The BRT scheme, operated by Primero Transport Services Ltd., began operation in November 2015 and has 434 buses on its fleet; and more than 2,000 staff.
It was gathered that the workers convened an emergency meeting at about 5.45a.m. at the loading station, after which they converged on the bus corridor and barricaded it. The protest was orderly.
Some of the workers lamented that their terms of service had been reversed, with salaries slashed from N60,000 to N45,000.
A driver, Mr. Julius Adejire, said: “We are still waiting for our July salaries. The funny thing is that as at Monday evening, we discovered that some other staffers, including the engineers and ground staff, have been receiving salaries alerts. Can we drive this bus on empty stomach?’’
Adejire said that apart from delayed salaries, the drivers wanted improved welfare and working conditions. He said: “The policy guiding our job is another issue; we are working like slaves because as a driver you cannot stop to ease yourself or have break time.
“We are supposed to be doing 40 hours in a week, but they cowed us into doing 48 hours with just one off day instead of two. “We have been tolerating them because we believe this is a new project that needs to be supported, but the situation is getting tougher.
“We don’t even know where we are heading; the buses are still new. Is it when the buses go bad that they will pay us? “In our appointment letter, they said we will receive N60,000 as basic salary and N20,000 as performance bonus.
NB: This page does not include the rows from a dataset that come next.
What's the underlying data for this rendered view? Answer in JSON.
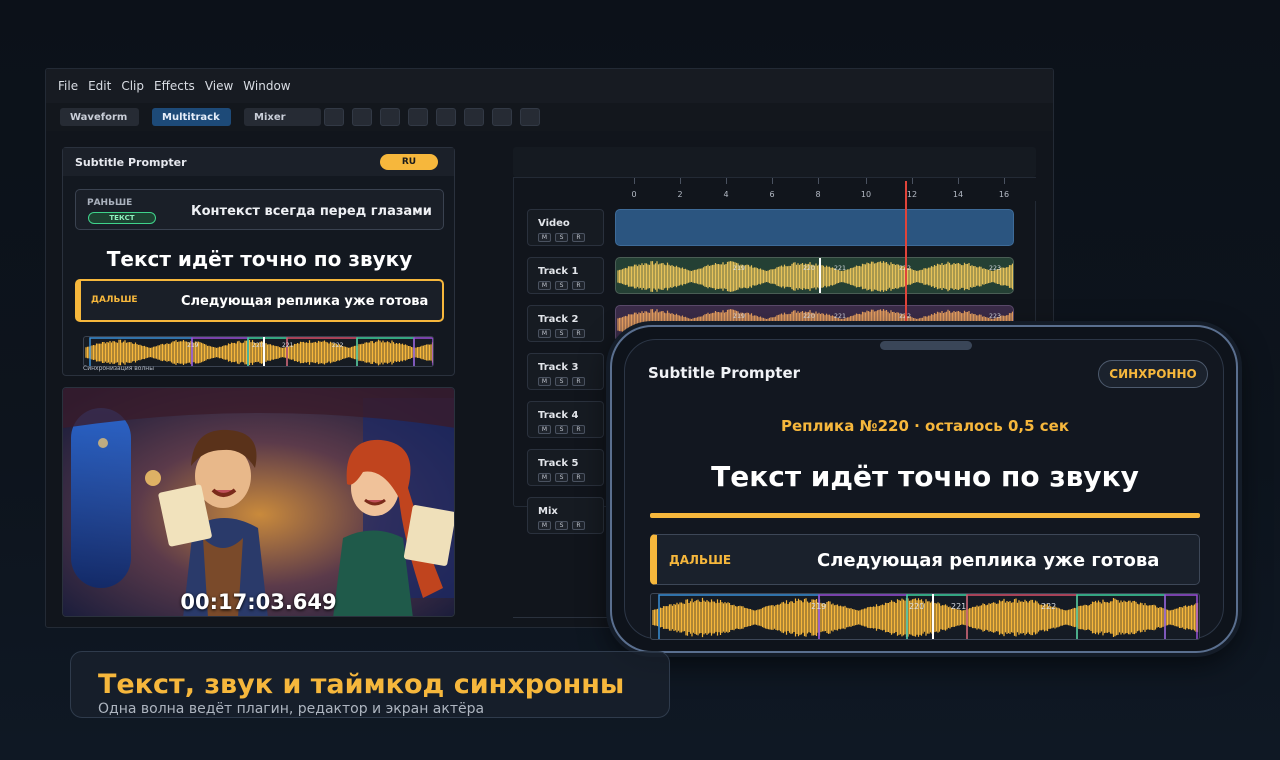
{
  "menu": [
    "File",
    "Edit",
    "Clip",
    "Effects",
    "View",
    "Window"
  ],
  "toolbar": {
    "tabs": [
      "Waveform",
      "Multitrack",
      "Mixer"
    ],
    "active": "Multitrack"
  },
  "prompter": {
    "title": "Subtitle Prompter",
    "lang": "RU",
    "prev_label": "РАНЬШЕ",
    "prev_tag": "ТЕКСТ",
    "prev_text": "Контекст всегда перед глазами",
    "current": "Текст идёт точно по звуку",
    "next_label": "ДАЛЬШЕ",
    "next_text": "Следующая реплика уже готова",
    "wave_caption": "Синхронизация волны",
    "wave_markers": [
      "219",
      "220",
      "221",
      "222"
    ]
  },
  "video": {
    "timecode": "00:17:03.649"
  },
  "timeline": {
    "ruler": [
      "0",
      "2",
      "4",
      "6",
      "8",
      "10",
      "12",
      "14",
      "16"
    ],
    "tracks": [
      {
        "name": "Video"
      },
      {
        "name": "Track 1"
      },
      {
        "name": "Track 2"
      },
      {
        "name": "Track 3"
      },
      {
        "name": "Track 4"
      },
      {
        "name": "Track 5"
      },
      {
        "name": "Mix"
      }
    ],
    "msr": [
      "M",
      "S",
      "R"
    ],
    "clip_markers": [
      "219",
      "220",
      "221",
      "222",
      "223"
    ]
  },
  "phone": {
    "title": "Subtitle Prompter",
    "status": "СИНХРОННО",
    "replica": "Реплика №220 · осталось 0,5 сек",
    "current": "Текст идёт точно по звуку",
    "next_label": "ДАЛЬШЕ",
    "next_text": "Следующая реплика уже готова",
    "wave_markers": [
      "219",
      "220",
      "221",
      "222"
    ]
  },
  "caption": {
    "title": "Текст, звук и таймкод синхронны",
    "subtitle": "Одна волна ведёт плагин, редактор и экран актёра"
  },
  "colors": {
    "accent": "#f6b73c",
    "active_tab": "#1d4a78",
    "playhead": "#e0443a"
  }
}
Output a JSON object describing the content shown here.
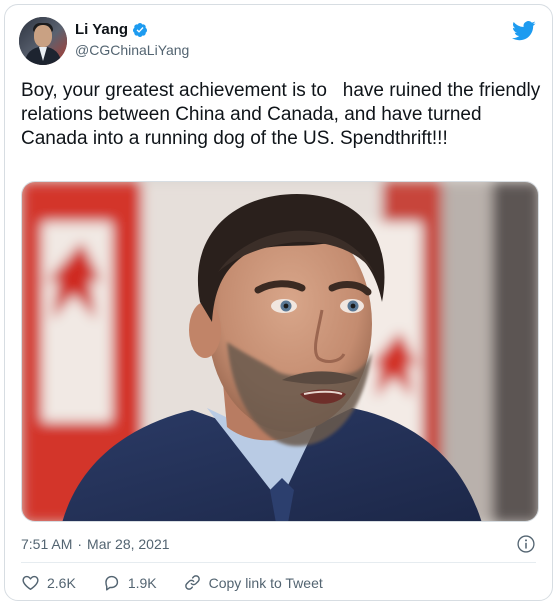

After five months they changed it to N40,000 basic and N40,000 bonus with a lot of conditions.
“They are trying to instil discipline when there is no staff bus or accommodation arrangement for drivers who come from as far as Sango-Ota, Badagry and Agbara.”
He added that drivers, who could not afford to sleep on the bridge near the BRT bus shelter, pay N500 daily to sleep in a nearby church.